◆ **Supplied information**:

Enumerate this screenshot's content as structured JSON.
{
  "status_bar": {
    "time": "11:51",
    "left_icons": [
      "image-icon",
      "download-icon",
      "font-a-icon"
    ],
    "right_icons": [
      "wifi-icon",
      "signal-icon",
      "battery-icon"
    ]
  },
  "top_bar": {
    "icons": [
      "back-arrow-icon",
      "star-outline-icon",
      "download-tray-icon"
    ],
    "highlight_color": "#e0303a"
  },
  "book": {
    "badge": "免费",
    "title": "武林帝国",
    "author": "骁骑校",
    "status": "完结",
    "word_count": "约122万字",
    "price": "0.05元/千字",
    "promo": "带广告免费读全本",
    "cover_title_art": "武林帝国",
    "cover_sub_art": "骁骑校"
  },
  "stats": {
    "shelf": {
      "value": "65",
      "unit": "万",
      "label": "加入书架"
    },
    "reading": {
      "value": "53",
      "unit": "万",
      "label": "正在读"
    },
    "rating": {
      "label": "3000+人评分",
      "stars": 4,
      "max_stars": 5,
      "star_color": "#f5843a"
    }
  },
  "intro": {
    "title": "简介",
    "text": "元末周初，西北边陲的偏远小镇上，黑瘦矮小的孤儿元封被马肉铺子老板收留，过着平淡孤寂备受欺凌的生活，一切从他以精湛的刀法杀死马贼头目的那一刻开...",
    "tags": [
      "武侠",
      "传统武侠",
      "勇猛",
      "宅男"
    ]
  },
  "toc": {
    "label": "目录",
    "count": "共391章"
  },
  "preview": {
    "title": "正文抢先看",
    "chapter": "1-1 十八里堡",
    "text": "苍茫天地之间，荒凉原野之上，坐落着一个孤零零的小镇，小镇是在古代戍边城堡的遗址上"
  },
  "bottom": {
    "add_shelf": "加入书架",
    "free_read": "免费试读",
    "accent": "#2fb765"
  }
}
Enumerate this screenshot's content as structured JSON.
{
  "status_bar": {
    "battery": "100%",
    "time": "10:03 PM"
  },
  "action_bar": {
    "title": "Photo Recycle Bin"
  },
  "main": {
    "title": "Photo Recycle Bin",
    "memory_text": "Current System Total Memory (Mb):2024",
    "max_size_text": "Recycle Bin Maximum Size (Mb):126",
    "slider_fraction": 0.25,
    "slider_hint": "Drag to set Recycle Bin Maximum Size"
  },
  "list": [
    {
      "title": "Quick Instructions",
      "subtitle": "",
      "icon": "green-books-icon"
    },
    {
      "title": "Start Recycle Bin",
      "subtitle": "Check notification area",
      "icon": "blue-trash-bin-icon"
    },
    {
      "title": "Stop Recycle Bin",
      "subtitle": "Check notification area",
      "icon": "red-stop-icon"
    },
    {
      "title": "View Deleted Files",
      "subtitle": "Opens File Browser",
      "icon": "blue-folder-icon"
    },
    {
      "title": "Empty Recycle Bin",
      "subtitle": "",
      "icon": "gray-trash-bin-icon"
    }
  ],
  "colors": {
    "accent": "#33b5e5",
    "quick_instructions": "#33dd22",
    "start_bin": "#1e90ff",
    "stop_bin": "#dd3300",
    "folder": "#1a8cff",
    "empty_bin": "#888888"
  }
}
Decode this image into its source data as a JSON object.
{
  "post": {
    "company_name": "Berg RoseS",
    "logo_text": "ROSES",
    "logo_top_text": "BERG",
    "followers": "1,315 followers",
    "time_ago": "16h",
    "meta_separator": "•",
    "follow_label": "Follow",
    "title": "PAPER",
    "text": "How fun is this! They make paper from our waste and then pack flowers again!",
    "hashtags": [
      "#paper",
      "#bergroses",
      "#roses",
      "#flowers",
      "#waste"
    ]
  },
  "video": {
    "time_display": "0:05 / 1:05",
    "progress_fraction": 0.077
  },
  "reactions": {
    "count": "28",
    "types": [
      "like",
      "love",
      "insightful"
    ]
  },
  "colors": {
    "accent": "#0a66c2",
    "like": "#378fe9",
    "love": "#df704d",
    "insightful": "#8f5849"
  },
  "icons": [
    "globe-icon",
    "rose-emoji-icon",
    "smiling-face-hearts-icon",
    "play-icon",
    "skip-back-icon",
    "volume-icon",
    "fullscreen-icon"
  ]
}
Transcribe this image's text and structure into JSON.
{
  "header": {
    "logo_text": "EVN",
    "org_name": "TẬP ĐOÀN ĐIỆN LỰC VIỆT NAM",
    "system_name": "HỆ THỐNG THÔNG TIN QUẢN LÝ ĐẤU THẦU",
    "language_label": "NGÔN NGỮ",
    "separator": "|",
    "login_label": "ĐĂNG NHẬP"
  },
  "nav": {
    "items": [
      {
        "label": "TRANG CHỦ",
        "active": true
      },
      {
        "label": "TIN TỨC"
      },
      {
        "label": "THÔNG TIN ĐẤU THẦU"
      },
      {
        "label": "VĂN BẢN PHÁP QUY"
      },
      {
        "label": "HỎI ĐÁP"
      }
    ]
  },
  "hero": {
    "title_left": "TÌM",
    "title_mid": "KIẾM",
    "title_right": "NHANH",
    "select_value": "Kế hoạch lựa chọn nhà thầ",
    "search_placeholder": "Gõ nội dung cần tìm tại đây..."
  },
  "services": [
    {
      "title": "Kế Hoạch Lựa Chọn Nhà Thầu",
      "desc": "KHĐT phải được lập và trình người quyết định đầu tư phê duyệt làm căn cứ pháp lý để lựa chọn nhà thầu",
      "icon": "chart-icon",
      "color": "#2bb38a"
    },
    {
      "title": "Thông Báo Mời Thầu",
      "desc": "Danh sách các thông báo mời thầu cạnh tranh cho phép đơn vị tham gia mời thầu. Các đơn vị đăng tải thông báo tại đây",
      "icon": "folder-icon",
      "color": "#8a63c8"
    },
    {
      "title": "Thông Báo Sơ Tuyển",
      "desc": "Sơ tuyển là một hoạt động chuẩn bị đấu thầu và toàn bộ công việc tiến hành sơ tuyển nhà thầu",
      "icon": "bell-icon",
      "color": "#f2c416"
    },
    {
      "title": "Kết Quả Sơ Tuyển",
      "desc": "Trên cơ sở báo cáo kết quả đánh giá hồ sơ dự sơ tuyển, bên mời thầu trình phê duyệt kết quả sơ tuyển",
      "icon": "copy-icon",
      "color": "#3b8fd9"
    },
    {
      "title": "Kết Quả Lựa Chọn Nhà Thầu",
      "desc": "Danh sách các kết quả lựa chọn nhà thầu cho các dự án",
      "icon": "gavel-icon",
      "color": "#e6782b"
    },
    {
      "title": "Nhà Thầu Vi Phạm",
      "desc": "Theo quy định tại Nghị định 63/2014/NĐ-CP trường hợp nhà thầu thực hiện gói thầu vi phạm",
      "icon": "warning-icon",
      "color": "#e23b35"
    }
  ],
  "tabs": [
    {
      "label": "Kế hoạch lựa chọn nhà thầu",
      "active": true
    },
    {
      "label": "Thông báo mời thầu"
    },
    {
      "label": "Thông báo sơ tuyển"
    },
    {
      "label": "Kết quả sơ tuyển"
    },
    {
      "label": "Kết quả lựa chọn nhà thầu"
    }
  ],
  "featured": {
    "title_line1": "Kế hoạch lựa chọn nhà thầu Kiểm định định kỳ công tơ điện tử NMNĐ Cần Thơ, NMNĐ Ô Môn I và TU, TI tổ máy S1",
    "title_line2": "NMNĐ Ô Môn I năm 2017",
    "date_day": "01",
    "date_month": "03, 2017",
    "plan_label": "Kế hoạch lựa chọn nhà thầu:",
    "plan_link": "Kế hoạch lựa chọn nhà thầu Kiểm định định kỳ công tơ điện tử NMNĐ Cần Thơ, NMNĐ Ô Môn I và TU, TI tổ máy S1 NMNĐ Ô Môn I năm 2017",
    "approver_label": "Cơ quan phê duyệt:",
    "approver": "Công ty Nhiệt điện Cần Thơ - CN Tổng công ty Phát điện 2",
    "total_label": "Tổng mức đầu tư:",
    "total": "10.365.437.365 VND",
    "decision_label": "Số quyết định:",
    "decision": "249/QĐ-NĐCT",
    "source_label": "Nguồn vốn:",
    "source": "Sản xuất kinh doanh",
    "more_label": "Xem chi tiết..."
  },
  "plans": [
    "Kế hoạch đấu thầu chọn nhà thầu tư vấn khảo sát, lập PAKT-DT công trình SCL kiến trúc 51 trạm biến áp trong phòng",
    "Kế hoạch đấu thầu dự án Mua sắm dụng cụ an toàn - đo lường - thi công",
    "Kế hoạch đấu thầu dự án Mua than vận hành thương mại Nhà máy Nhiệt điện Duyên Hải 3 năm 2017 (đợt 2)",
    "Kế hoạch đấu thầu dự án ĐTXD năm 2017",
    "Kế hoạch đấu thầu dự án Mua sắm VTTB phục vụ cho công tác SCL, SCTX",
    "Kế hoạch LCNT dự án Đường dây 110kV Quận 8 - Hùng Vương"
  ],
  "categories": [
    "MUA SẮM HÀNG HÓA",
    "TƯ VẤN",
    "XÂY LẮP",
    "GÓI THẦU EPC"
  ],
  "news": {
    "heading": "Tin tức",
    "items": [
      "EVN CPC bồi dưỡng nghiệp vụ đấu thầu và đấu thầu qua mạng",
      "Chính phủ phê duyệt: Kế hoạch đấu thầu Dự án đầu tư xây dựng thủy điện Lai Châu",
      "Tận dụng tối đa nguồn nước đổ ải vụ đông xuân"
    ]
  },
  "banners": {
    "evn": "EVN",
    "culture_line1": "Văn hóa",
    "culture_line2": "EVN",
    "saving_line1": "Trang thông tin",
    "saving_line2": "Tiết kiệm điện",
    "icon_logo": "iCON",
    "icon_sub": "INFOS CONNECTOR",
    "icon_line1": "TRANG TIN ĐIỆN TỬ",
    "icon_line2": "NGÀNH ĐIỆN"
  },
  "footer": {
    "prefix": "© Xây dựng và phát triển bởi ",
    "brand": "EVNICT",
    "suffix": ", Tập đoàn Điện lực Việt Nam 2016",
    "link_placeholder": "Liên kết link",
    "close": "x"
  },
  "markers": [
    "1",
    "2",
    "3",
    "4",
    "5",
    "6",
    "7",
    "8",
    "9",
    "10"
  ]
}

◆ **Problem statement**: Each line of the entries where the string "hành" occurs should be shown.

◆ **Solution to this exercise**:
      "desc": "Sơ tuyển là một hoạt động chuẩn bị đấu thầu và toàn bộ công việc tiến hành sơ tuyển nhà thầu",
    "Kế hoạch đấu thầu dự án Mua than vận hành thương mại Nhà máy Nhiệt điện Duyên Hải 3 năm 2017 (đợt 2)",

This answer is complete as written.